Health Consequences of Syphilis
Syphilis, a genital ulcerative disease, is highly infectious, but easily curable in its early (primary and secondary) stages. If untreated, it can lead to serious long-term complications, including nerve, cardiovascular, and organ damage, and even death. Congenital syphilis can cause stillbirth, death soon after birth, and physical deformity and neurological complications in children who survive. Syphilis, like many other STDs, facilitates the spread of HIV, increasing transmission of the virus at least two- to five-fold.13
Cities with Highest Reported Rates of P&S Syphilis, 2004
(click map to view larger image)
2 HW Chesson, JM Blandford, TL Gift, G Tao, KL Irwin. The estimated direct medical cost of STDs among American youth, 2000. Abstract P075. 2004 National STD Prevention Conference. Philadelphia, PA. March 8-11, 2004.
4 CDC. Press Release: New CDC treatment guidelines critical to preventing consequences of sexually transmitted diseases. May 9, 2002. Available at: www.cdc.gov/od/oc/media/pressrel/fs020509.htm.
9 Fleming DT and Wasserheit JN. From epidemiological synergy to public health policy and practice: the contribution of other sexually transmitted diseases to sexual transmission of HIV infection. Sexually Transmitted Infections 1999;75:3-17.
10 CDC. Increases in fluoroquinolone-resistant Neisseria gonorrhoeae among men who have sex with men — United States, 2003, and revised recommendations for gonorrhea treatment, 2004. Morbidity and Mortality Weekly Report 2004;53(16):335-338.
11 CDC. Gonococcal Isolate Surveillance Project. Available at: www.cdc.gov/std/gisp.

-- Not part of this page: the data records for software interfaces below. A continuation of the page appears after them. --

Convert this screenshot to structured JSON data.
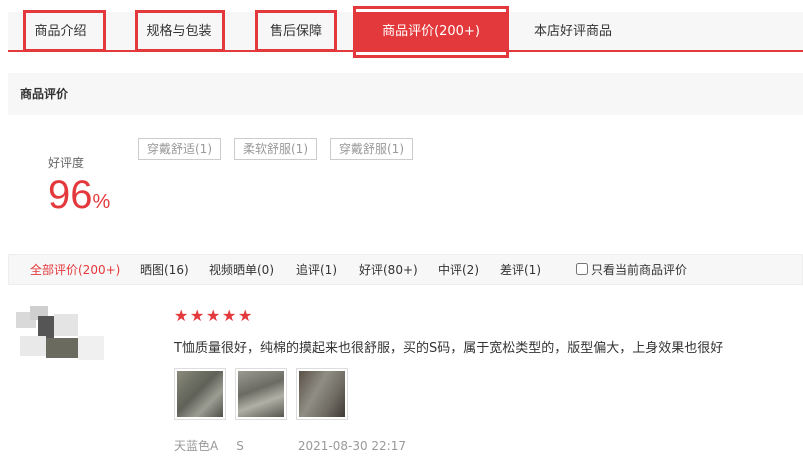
{
  "tabs": [
    {
      "label": "商品介绍",
      "active": false
    },
    {
      "label": "规格与包装",
      "active": false
    },
    {
      "label": "售后保障",
      "active": false
    },
    {
      "label": "商品评价(200+)",
      "active": true
    },
    {
      "label": "本店好评商品",
      "active": false
    }
  ],
  "section_title": "商品评价",
  "summary": {
    "good_rate_label": "好评度",
    "good_rate_value": "96",
    "good_rate_unit": "%",
    "tags": [
      "穿戴舒适(1)",
      "柔软舒服(1)",
      "穿戴舒服(1)"
    ]
  },
  "filters": [
    {
      "label": "全部评价(200+)",
      "active": true
    },
    {
      "label": "晒图(16)",
      "active": false
    },
    {
      "label": "视频晒单(0)",
      "active": false
    },
    {
      "label": "追评(1)",
      "active": false
    },
    {
      "label": "好评(80+)",
      "active": false
    },
    {
      "label": "中评(2)",
      "active": false
    },
    {
      "label": "差评(1)",
      "active": false
    }
  ],
  "only_current_label": "只看当前商品评价",
  "review": {
    "stars": 5,
    "text": "T恤质量很好，纯棉的摸起来也很舒服，买的S码，属于宽松类型的，版型偏大，上身效果也很好",
    "color": "天蓝色A",
    "size": "S",
    "date": "2021-08-30 22:17",
    "thumbnails": 3
  },
  "colors": {
    "accent": "#e4393c"
  }
}
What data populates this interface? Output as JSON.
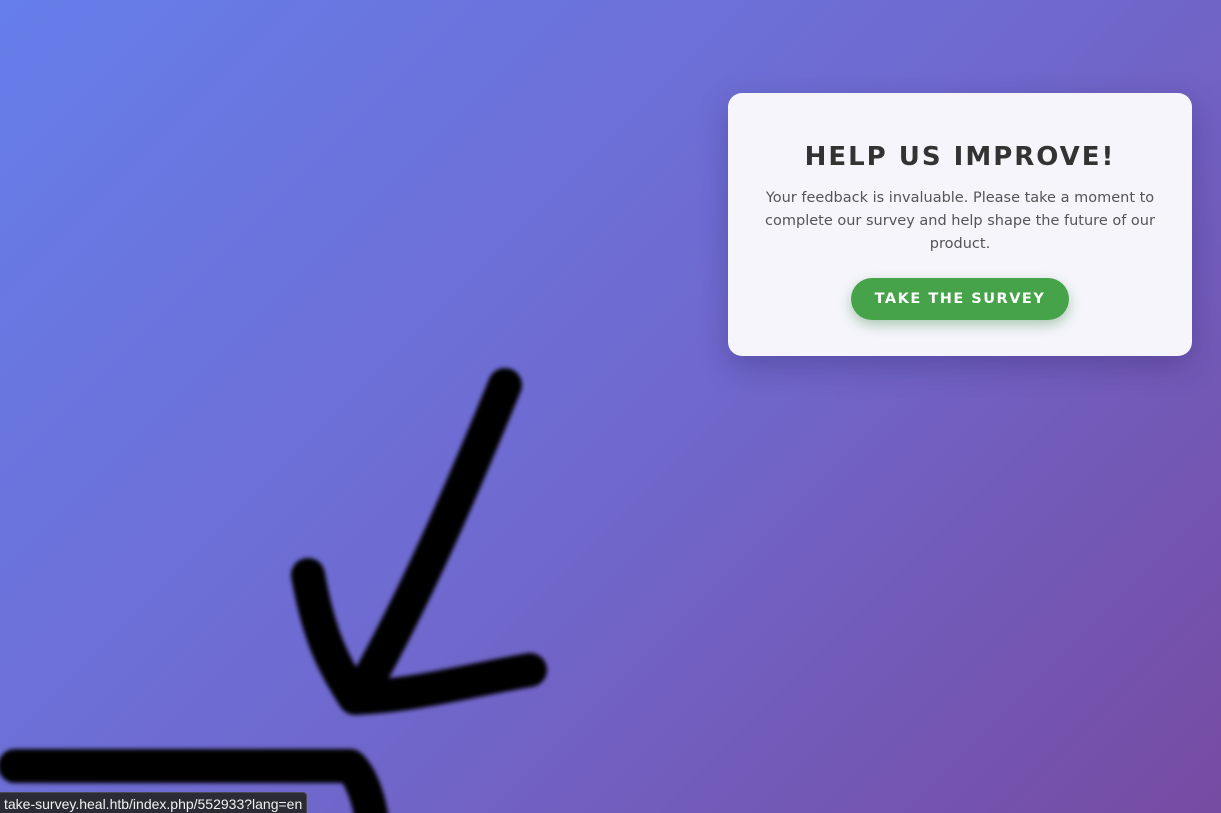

13 CDC. HIV Prevention Through Early Detection and Treatment of Other Sexually Transmitted Diseases — United States Recommendations of the Advisory Committee for HIV and STD Prevention. Morbidity and Mortality Weekly Report 1998; 47(RR-12):1-24.